> _Exercise directions_
Check every line below, and copy those that include "color".

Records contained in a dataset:
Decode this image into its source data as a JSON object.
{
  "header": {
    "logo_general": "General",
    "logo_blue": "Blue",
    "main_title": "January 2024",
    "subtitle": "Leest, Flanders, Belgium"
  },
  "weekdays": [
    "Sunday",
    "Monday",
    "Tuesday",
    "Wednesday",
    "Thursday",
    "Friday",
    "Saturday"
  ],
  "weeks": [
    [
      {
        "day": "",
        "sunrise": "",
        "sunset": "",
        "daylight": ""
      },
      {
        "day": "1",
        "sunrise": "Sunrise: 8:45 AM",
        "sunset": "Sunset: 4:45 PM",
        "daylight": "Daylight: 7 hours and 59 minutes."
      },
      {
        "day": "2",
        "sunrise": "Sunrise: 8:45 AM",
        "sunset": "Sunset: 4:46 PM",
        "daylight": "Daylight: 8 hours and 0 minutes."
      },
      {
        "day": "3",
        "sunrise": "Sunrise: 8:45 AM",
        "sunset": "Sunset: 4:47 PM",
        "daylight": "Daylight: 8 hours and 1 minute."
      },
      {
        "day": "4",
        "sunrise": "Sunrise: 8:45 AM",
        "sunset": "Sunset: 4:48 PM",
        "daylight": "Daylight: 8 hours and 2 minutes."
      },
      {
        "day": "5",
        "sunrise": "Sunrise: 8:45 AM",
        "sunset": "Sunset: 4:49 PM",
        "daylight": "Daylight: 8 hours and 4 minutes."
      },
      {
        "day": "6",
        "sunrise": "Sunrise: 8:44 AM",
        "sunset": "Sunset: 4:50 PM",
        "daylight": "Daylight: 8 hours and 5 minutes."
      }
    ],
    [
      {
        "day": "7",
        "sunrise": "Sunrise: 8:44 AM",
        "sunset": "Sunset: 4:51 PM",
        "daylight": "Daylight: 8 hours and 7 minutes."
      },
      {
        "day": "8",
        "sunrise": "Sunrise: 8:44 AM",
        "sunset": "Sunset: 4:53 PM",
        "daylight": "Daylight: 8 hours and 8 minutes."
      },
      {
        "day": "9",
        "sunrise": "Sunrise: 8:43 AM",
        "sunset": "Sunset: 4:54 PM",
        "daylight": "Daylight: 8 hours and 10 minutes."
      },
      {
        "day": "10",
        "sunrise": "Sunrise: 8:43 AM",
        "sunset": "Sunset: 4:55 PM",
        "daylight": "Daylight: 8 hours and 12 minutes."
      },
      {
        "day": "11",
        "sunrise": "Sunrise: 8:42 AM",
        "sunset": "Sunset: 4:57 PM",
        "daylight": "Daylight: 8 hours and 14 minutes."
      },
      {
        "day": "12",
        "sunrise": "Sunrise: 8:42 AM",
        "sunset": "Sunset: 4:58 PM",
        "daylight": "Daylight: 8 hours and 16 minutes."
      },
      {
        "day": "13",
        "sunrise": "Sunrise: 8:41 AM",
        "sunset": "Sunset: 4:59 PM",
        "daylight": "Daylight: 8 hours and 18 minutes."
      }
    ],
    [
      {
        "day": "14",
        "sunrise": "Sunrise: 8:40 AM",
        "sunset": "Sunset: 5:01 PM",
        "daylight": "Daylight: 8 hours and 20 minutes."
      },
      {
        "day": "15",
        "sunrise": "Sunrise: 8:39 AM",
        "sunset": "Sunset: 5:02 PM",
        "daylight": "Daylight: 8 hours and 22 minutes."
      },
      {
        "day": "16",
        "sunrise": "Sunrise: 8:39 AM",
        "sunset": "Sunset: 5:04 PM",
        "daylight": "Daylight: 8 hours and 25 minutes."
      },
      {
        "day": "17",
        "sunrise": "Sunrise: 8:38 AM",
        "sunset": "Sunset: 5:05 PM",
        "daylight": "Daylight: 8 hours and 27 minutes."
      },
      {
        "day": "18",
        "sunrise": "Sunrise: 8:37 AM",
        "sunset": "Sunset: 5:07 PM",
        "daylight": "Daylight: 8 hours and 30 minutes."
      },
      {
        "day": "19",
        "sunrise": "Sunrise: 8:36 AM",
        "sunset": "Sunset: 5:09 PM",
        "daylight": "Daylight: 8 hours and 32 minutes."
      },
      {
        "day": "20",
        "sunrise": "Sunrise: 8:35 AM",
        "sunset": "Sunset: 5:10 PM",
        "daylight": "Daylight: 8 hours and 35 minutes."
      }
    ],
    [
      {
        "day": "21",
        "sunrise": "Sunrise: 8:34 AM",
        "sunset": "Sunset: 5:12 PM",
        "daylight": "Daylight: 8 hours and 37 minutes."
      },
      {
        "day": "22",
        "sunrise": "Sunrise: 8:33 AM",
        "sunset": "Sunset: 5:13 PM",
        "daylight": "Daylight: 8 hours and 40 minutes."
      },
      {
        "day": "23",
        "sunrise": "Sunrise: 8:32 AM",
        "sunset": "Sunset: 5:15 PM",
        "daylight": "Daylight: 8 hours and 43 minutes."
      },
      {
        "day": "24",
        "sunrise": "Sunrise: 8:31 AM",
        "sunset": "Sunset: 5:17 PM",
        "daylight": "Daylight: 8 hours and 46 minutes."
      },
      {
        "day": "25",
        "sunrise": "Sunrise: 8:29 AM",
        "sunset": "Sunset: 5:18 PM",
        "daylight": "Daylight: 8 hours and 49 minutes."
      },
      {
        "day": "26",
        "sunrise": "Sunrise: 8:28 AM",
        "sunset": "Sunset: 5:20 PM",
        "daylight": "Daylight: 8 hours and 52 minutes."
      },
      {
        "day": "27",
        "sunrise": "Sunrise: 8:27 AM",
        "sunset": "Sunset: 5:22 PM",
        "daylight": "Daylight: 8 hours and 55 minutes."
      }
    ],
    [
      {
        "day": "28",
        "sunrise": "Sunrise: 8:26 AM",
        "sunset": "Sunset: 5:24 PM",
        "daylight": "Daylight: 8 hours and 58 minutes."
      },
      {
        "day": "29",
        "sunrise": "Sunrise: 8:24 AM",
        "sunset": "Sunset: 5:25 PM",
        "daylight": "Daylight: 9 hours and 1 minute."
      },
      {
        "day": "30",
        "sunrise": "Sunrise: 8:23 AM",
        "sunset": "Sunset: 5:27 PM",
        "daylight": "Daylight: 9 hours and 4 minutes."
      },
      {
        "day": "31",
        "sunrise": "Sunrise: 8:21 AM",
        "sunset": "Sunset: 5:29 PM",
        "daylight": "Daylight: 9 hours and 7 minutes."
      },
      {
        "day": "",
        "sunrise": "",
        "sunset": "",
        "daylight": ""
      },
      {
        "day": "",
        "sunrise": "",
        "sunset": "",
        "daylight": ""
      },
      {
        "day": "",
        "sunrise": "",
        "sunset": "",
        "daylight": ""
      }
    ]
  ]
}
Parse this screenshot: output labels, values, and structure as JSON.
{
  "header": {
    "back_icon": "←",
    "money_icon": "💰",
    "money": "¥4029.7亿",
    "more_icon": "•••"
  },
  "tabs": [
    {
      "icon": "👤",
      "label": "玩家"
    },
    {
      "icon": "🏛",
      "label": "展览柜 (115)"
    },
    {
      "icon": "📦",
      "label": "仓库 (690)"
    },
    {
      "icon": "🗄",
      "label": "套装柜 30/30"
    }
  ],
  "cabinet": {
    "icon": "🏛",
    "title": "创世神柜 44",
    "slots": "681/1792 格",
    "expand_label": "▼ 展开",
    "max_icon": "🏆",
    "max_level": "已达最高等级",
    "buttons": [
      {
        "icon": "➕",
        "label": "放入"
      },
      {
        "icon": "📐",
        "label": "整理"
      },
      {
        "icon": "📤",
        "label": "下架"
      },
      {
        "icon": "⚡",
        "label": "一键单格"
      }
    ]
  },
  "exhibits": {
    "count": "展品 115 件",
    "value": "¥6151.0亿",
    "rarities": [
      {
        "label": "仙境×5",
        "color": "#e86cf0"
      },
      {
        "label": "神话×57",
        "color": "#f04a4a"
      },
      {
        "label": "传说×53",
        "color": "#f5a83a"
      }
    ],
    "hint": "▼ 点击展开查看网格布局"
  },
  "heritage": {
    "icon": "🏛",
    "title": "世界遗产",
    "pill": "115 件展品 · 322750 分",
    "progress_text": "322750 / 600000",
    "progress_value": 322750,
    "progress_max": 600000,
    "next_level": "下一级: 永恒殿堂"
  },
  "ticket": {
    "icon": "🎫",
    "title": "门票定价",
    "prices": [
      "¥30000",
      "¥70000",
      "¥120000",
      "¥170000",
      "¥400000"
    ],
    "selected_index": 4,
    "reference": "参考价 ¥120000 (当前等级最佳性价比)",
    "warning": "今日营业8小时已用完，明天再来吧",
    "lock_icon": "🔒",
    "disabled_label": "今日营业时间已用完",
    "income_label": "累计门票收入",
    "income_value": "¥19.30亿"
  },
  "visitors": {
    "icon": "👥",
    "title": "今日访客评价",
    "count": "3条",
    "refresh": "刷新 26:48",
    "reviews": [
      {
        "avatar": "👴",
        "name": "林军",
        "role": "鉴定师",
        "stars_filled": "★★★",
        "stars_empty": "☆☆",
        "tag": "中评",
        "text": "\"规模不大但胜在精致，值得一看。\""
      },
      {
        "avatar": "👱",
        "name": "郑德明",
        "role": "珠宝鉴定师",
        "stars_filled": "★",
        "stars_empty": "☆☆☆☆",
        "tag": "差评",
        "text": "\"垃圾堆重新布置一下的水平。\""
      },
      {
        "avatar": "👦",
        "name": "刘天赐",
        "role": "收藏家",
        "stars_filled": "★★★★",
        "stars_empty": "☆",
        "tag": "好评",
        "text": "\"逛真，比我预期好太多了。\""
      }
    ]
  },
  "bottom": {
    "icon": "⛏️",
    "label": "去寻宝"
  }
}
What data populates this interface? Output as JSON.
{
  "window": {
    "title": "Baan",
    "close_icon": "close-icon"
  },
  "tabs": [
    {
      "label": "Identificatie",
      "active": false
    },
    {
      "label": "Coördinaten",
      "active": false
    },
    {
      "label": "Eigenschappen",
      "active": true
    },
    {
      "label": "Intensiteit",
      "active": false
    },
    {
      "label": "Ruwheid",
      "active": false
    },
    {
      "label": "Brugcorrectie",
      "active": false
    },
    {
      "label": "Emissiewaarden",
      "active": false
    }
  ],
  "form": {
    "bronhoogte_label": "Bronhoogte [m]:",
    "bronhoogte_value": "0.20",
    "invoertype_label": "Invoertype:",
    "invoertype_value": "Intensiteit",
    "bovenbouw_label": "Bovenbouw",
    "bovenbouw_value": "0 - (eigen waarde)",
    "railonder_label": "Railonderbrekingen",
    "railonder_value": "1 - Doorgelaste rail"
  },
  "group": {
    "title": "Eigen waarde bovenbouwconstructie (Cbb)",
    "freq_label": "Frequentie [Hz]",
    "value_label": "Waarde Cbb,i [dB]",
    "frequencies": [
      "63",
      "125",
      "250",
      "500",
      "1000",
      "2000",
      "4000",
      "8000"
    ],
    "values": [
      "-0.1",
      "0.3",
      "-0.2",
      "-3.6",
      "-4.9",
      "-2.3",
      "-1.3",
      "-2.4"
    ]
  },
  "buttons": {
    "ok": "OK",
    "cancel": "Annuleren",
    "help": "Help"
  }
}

> _Solution to this task_
        "color": "#e86cf0"
        "color": "#f04a4a"
        "color": "#f5a83a"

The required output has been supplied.